What lines of the material below include the string "Users"? Copy all of them.
**** DATA FOR THIS TASK
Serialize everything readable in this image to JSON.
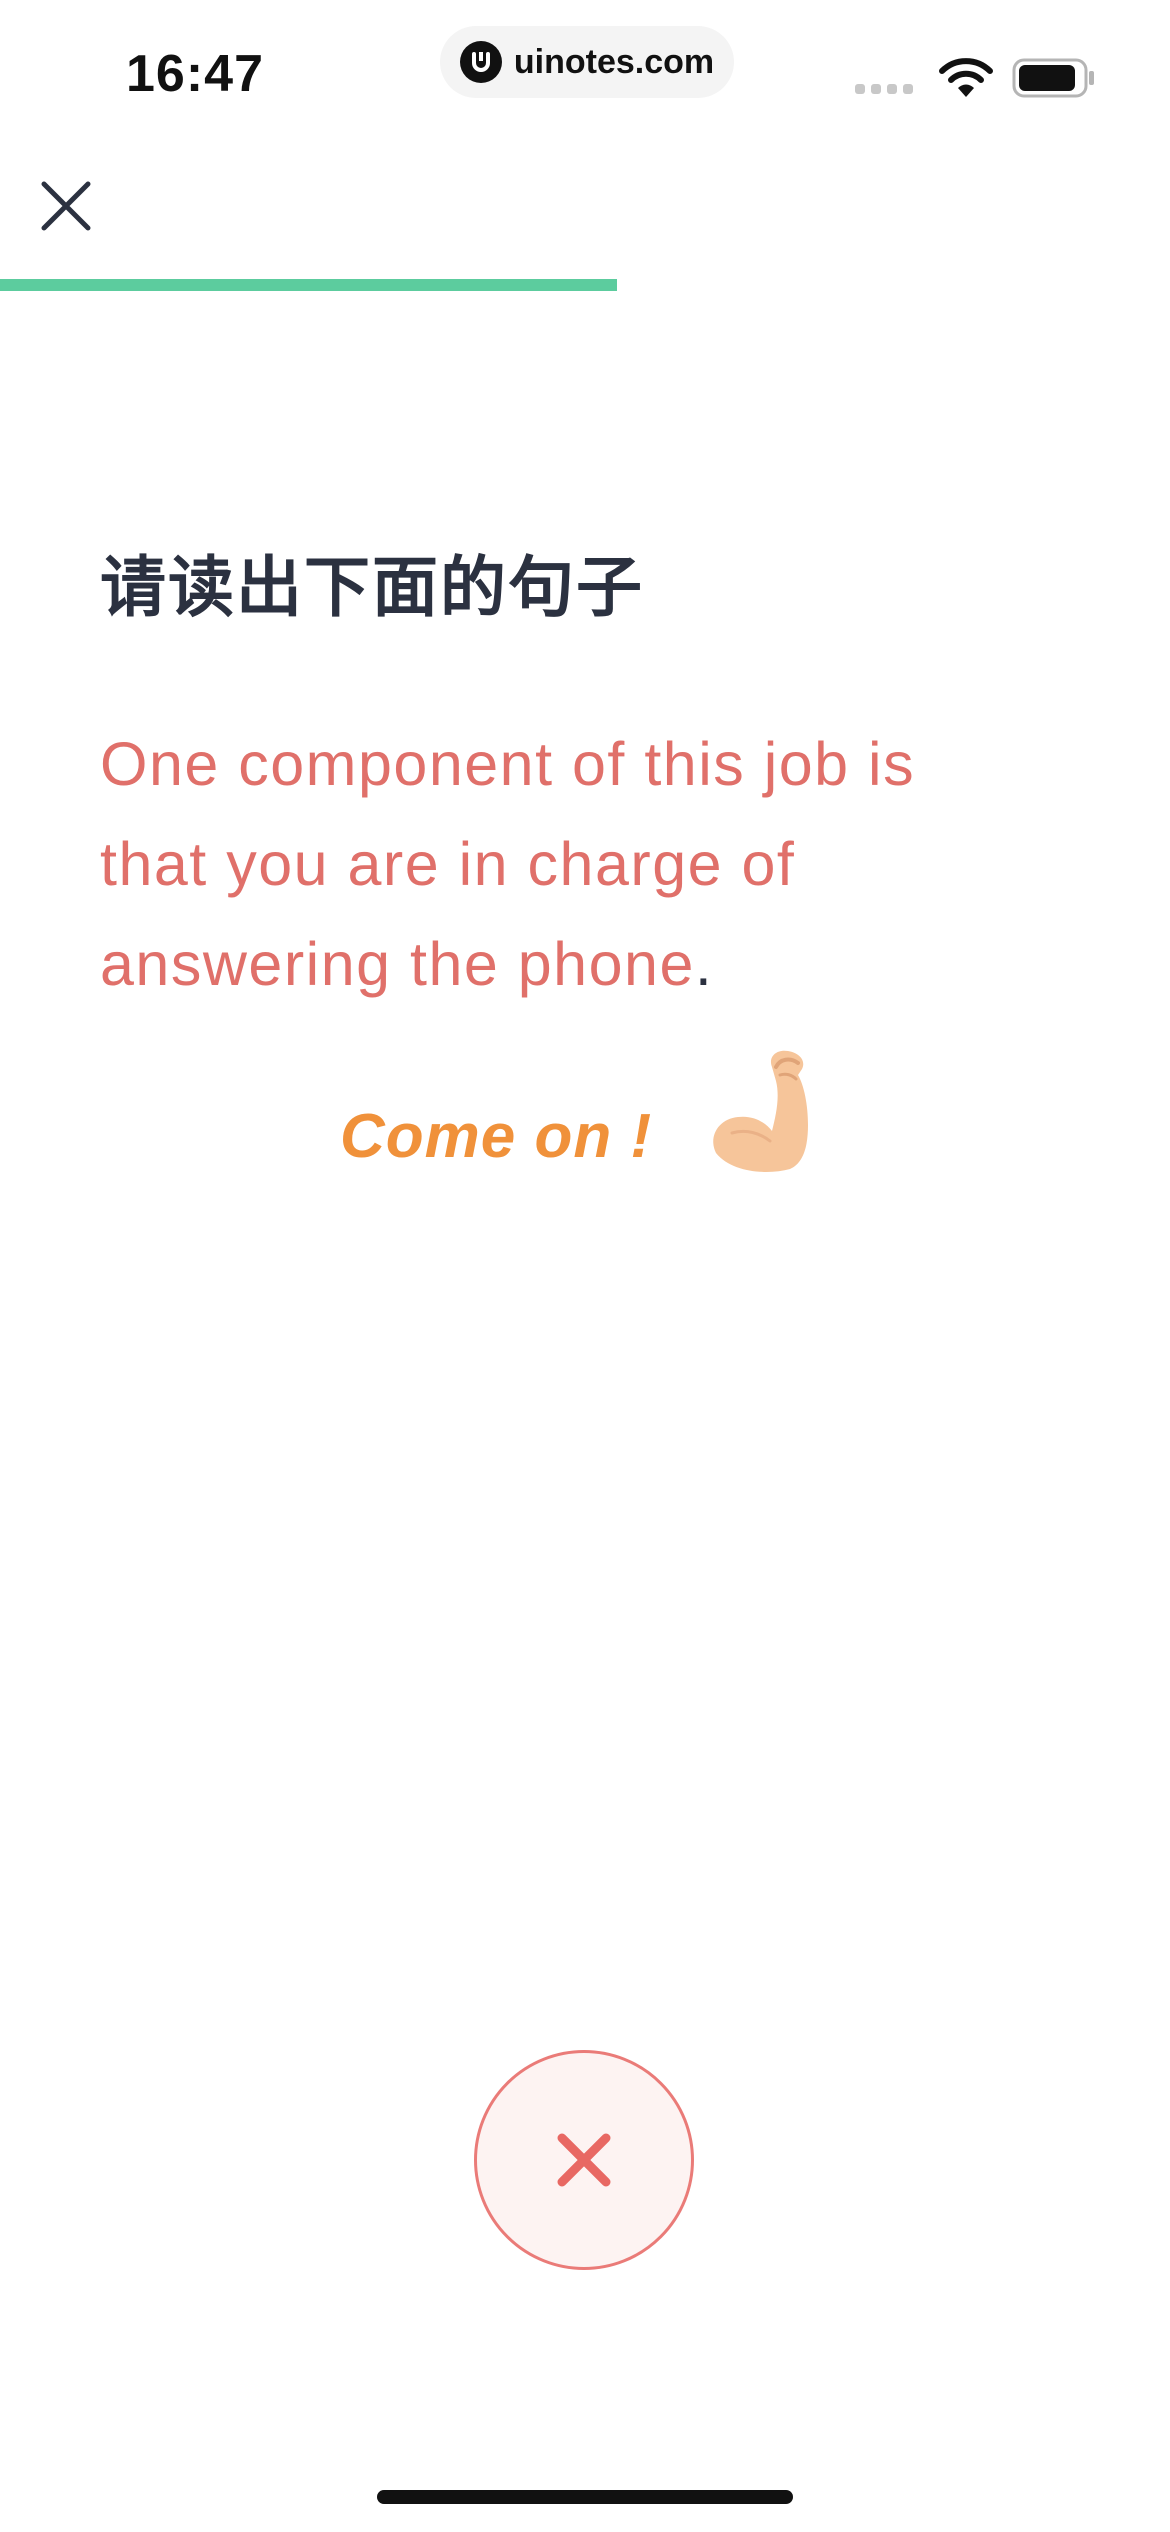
{
  "status_bar": {
    "time": "16:47",
    "watermark": "uinotes.com"
  },
  "progress": {
    "fraction": 0.527,
    "color": "#5ccc9e"
  },
  "header": {
    "close_icon": "close-icon"
  },
  "prompt": {
    "instruction": "请读出下面的句子",
    "sentence": "One component of this job is that you are in charge of answering the phone",
    "sentence_end": "."
  },
  "encouragement": {
    "text": "Come on !",
    "icon": "flexed-biceps-icon"
  },
  "controls": {
    "stop_icon": "stop-x-icon",
    "accent_color": "#ea7b78"
  }
}
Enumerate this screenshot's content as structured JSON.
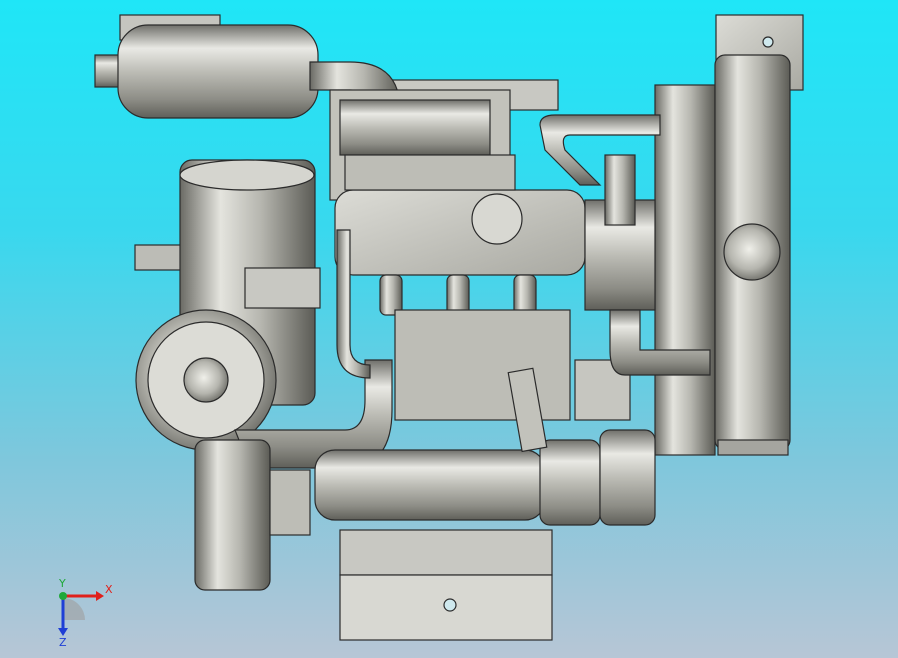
{
  "viewport": {
    "background_top": "#1fe6f7",
    "background_bottom": "#b7c6d6",
    "model_description_icon": "engine-assembly-3d-model"
  },
  "triad": {
    "x_label": "X",
    "y_label": "Y",
    "z_label": "Z",
    "x_color": "#e0201b",
    "y_color": "#1fa83a",
    "z_color": "#1f3fd6"
  }
}
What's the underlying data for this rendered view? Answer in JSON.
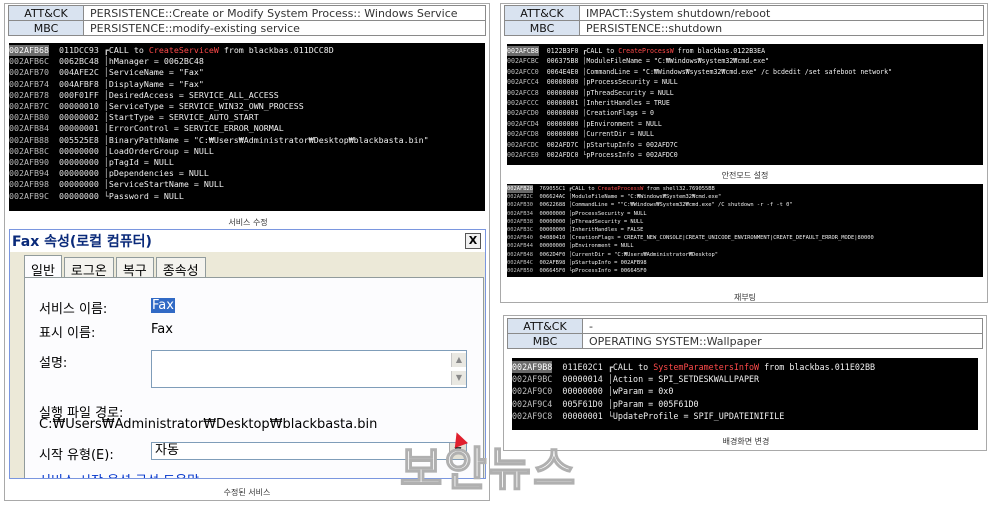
{
  "left_panel": {
    "header": [
      {
        "key": "ATT&CK",
        "value": "PERSISTENCE::Create or Modify System Process:: Windows Service"
      },
      {
        "key": "MBC",
        "value": "PERSISTENCE::modify-existing service"
      }
    ],
    "debugger": [
      {
        "addr": "002AFB68",
        "val": "011DCC93",
        "brk": "┏",
        "pre": "CALL to ",
        "fn": "CreateServiceW",
        "post": " from blackbas.011DCC8D",
        "sel": true
      },
      {
        "addr": "002AFB6C",
        "val": "0062BC48",
        "brk": "│",
        "pre": "hManager = 0062BC48",
        "fn": "",
        "post": ""
      },
      {
        "addr": "002AFB70",
        "val": "004AFE2C",
        "brk": "│",
        "pre": "ServiceName = \"Fax\"",
        "fn": "",
        "post": ""
      },
      {
        "addr": "002AFB74",
        "val": "004AFBF8",
        "brk": "│",
        "pre": "DisplayName = \"Fax\"",
        "fn": "",
        "post": ""
      },
      {
        "addr": "002AFB78",
        "val": "000F01FF",
        "brk": "│",
        "pre": "DesiredAccess = SERVICE_ALL_ACCESS",
        "fn": "",
        "post": ""
      },
      {
        "addr": "002AFB7C",
        "val": "00000010",
        "brk": "│",
        "pre": "ServiceType = SERVICE_WIN32_OWN_PROCESS",
        "fn": "",
        "post": ""
      },
      {
        "addr": "002AFB80",
        "val": "00000002",
        "brk": "│",
        "pre": "StartType = SERVICE_AUTO_START",
        "fn": "",
        "post": ""
      },
      {
        "addr": "002AFB84",
        "val": "00000001",
        "brk": "│",
        "pre": "ErrorControl = SERVICE_ERROR_NORMAL",
        "fn": "",
        "post": ""
      },
      {
        "addr": "002AFB88",
        "val": "005525E8",
        "brk": "│",
        "pre": "BinaryPathName = \"C:₩Users₩Administrator₩Desktop₩blackbasta.bin\"",
        "fn": "",
        "post": ""
      },
      {
        "addr": "002AFB8C",
        "val": "00000000",
        "brk": "│",
        "pre": "LoadOrderGroup = NULL",
        "fn": "",
        "post": ""
      },
      {
        "addr": "002AFB90",
        "val": "00000000",
        "brk": "│",
        "pre": "pTagId = NULL",
        "fn": "",
        "post": ""
      },
      {
        "addr": "002AFB94",
        "val": "00000000",
        "brk": "│",
        "pre": "pDependencies = NULL",
        "fn": "",
        "post": ""
      },
      {
        "addr": "002AFB98",
        "val": "00000000",
        "brk": "│",
        "pre": "ServiceStartName = NULL",
        "fn": "",
        "post": ""
      },
      {
        "addr": "002AFB9C",
        "val": "00000000",
        "brk": "└",
        "pre": "Password = NULL",
        "fn": "",
        "post": ""
      }
    ],
    "caption1": "서비스 수정",
    "dialog": {
      "title": "Fax 속성(로컬 컴퓨터)",
      "close": "X",
      "tabs": [
        "일반",
        "로그온",
        "복구",
        "종속성"
      ],
      "service_name_label": "서비스 이름:",
      "service_name_value": "Fax",
      "display_name_label": "표시 이름:",
      "display_name_value": "Fax",
      "description_label": "설명:",
      "exe_path_label": "실행 파일 경로:",
      "exe_path_value": "C:₩Users₩Administrator₩Desktop₩blackbasta.bin",
      "start_type_label": "시작 유형(E):",
      "start_type_value": "자동",
      "help_link": "서비스 시작 옵션 구성 도움말"
    },
    "caption2": "수정된 서비스"
  },
  "right_top": {
    "header": [
      {
        "key": "ATT&CK",
        "value": "IMPACT::System shutdown/reboot"
      },
      {
        "key": "MBC",
        "value": "PERSISTENCE::shutdown"
      }
    ],
    "debugger1": [
      {
        "addr": "002AFCB8",
        "val": "0122B3F0",
        "brk": "┏",
        "pre": "CALL to ",
        "fn": "CreateProcessW",
        "post": " from blackbas.0122B3EA",
        "sel": true
      },
      {
        "addr": "002AFCBC",
        "val": "006375B8",
        "brk": "│",
        "pre": "ModuleFileName = \"C:₩Windows₩system32₩cmd.exe\"",
        "fn": "",
        "post": ""
      },
      {
        "addr": "002AFCC0",
        "val": "0064E4E0",
        "brk": "│",
        "pre": "CommandLine = \"C:₩Windows₩system32₩cmd.exe\" /c bcdedit /set safeboot network\"",
        "fn": "",
        "post": ""
      },
      {
        "addr": "002AFCC4",
        "val": "00000000",
        "brk": "│",
        "pre": "pProcessSecurity = NULL",
        "fn": "",
        "post": ""
      },
      {
        "addr": "002AFCC8",
        "val": "00000000",
        "brk": "│",
        "pre": "pThreadSecurity = NULL",
        "fn": "",
        "post": ""
      },
      {
        "addr": "002AFCCC",
        "val": "00000001",
        "brk": "│",
        "pre": "InheritHandles = TRUE",
        "fn": "",
        "post": ""
      },
      {
        "addr": "002AFCD0",
        "val": "00000000",
        "brk": "│",
        "pre": "CreationFlags = 0",
        "fn": "",
        "post": ""
      },
      {
        "addr": "002AFCD4",
        "val": "00000000",
        "brk": "│",
        "pre": "pEnvironment = NULL",
        "fn": "",
        "post": ""
      },
      {
        "addr": "002AFCD8",
        "val": "00000000",
        "brk": "│",
        "pre": "CurrentDir = NULL",
        "fn": "",
        "post": ""
      },
      {
        "addr": "002AFCDC",
        "val": "002AFD7C",
        "brk": "│",
        "pre": "pStartupInfo = 002AFD7C",
        "fn": "",
        "post": ""
      },
      {
        "addr": "002AFCE0",
        "val": "002AFDC0",
        "brk": "└",
        "pre": "pProcessInfo = 002AFDC0",
        "fn": "",
        "post": ""
      }
    ],
    "caption1": "안전모드 설정",
    "debugger2": [
      {
        "addr": "002AFB28",
        "val": "769055C1",
        "brk": "┏",
        "pre": "CALL to ",
        "fn": "CreateProcessW",
        "post": " from shell32.769055BB",
        "sel": true
      },
      {
        "addr": "002AFB2C",
        "val": "006624AC",
        "brk": "│",
        "pre": "ModuleFileName = \"C:₩Windows₩System32₩cmd.exe\"",
        "fn": "",
        "post": ""
      },
      {
        "addr": "002AFB30",
        "val": "00622688",
        "brk": "│",
        "pre": "CommandLine = \"\"C:₩Windows₩System32₩cmd.exe\" /C shutdown -r -f -t 0\"",
        "fn": "",
        "post": ""
      },
      {
        "addr": "002AFB34",
        "val": "00000000",
        "brk": "│",
        "pre": "pProcessSecurity = NULL",
        "fn": "",
        "post": ""
      },
      {
        "addr": "002AFB38",
        "val": "00000000",
        "brk": "│",
        "pre": "pThreadSecurity = NULL",
        "fn": "",
        "post": ""
      },
      {
        "addr": "002AFB3C",
        "val": "00000000",
        "brk": "│",
        "pre": "InheritHandles = FALSE",
        "fn": "",
        "post": ""
      },
      {
        "addr": "002AFB40",
        "val": "04080410",
        "brk": "│",
        "pre": "CreationFlags = CREATE_NEW_CONSOLE|CREATE_UNICODE_ENVIRONMENT|CREATE_DEFAULT_ERROR_MODE|80000",
        "fn": "",
        "post": ""
      },
      {
        "addr": "002AFB44",
        "val": "00000000",
        "brk": "│",
        "pre": "pEnvironment = NULL",
        "fn": "",
        "post": ""
      },
      {
        "addr": "002AFB48",
        "val": "0062D4F0",
        "brk": "│",
        "pre": "CurrentDir = \"C:₩Users₩Administrator₩Desktop\"",
        "fn": "",
        "post": ""
      },
      {
        "addr": "002AFB4C",
        "val": "002AFB98",
        "brk": "│",
        "pre": "pStartupInfo = 002AFB98",
        "fn": "",
        "post": ""
      },
      {
        "addr": "002AFB50",
        "val": "006645F0",
        "brk": "└",
        "pre": "pProcessInfo = 006645F0",
        "fn": "",
        "post": ""
      }
    ],
    "caption2": "재부팅"
  },
  "right_bottom": {
    "header": [
      {
        "key": "ATT&CK",
        "value": "-"
      },
      {
        "key": "MBC",
        "value": "OPERATING SYSTEM::Wallpaper"
      }
    ],
    "debugger": [
      {
        "addr": "002AF9B8",
        "val": "011E02C1",
        "brk": "┏",
        "pre": "CALL to ",
        "fn": "SystemParametersInfoW",
        "post": " from blackbas.011E02BB",
        "sel": true
      },
      {
        "addr": "002AF9BC",
        "val": "00000014",
        "brk": "│",
        "pre": "Action = SPI_SETDESKWALLPAPER",
        "fn": "",
        "post": ""
      },
      {
        "addr": "002AF9C0",
        "val": "00000000",
        "brk": "│",
        "pre": "wParam = 0x0",
        "fn": "",
        "post": ""
      },
      {
        "addr": "002AF9C4",
        "val": "005F61D0",
        "brk": "│",
        "pre": "pParam = 005F61D0",
        "fn": "",
        "post": ""
      },
      {
        "addr": "002AF9C8",
        "val": "00000001",
        "brk": "└",
        "pre": "UpdateProfile = SPIF_UPDATEINIFILE",
        "fn": "",
        "post": ""
      }
    ],
    "caption": "배경화면 변경"
  },
  "watermark": "보안뉴스"
}
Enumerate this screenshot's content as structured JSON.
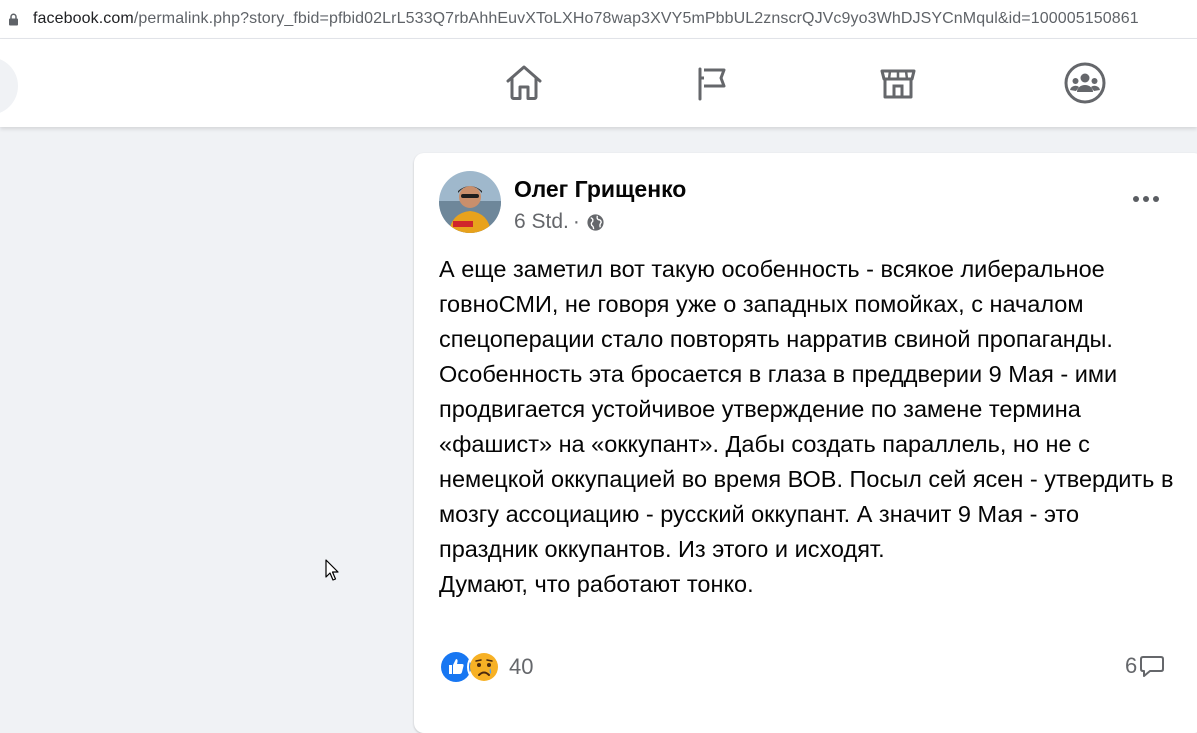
{
  "browser": {
    "url_host": "facebook.com",
    "url_rest": "/permalink.php?story_fbid=pfbid02LrL533Q7rbAhhEuvXToLXHo78wap3XVY5mPbbUL2znscrQJVc9yo3WhDJSYCnMqul&id=100005150861"
  },
  "nav": {
    "icons": [
      "home-icon",
      "pages-flag-icon",
      "marketplace-icon",
      "groups-icon"
    ]
  },
  "post": {
    "author": "Олег Грищенко",
    "time": "6 Std.",
    "separator": "·",
    "privacy_icon": "globe-icon",
    "paragraphs": [
      "А еще заметил вот такую особенность - всякое либеральное говноСМИ, не говоря уже о западных помойках, с началом спецоперации стало повторять нарратив свиной пропаганды. Особенность эта бросается в глаза в преддверии 9 Мая - ими продвигается устойчивое утверждение по замене термина «фашист» на «оккупант». Дабы создать параллель, но не с немецкой оккупацией во время ВОВ. Посыл сей ясен - утвердить в мозгу ассоциацию - русский оккупант. А значит 9 Мая - это праздник оккупантов. Из этого и исходят.",
      "Думают, что работают тонко."
    ],
    "reactions": {
      "icons": [
        "like-icon",
        "sad-icon"
      ],
      "count": "40"
    },
    "comments": {
      "count": "6",
      "icon": "comment-icon"
    }
  },
  "colors": {
    "background": "#f0f2f5",
    "card": "#ffffff",
    "text": "#050505",
    "secondary_text": "#65676b",
    "nav_icon": "#65676b",
    "like_blue": "#1877f2",
    "sad_yellow": "#f7b125"
  }
}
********
* [WRITTEN RESPONSE]
        "pre": "BinaryPathName = \"C:₩Users₩Administrator₩Desktop₩blackbasta.bin\"",
      "exe_path_value": "C:₩Users₩Administrator₩Desktop₩blackbasta.bin",
        "pre": "CurrentDir = \"C:₩Users₩Administrator₩Desktop\"",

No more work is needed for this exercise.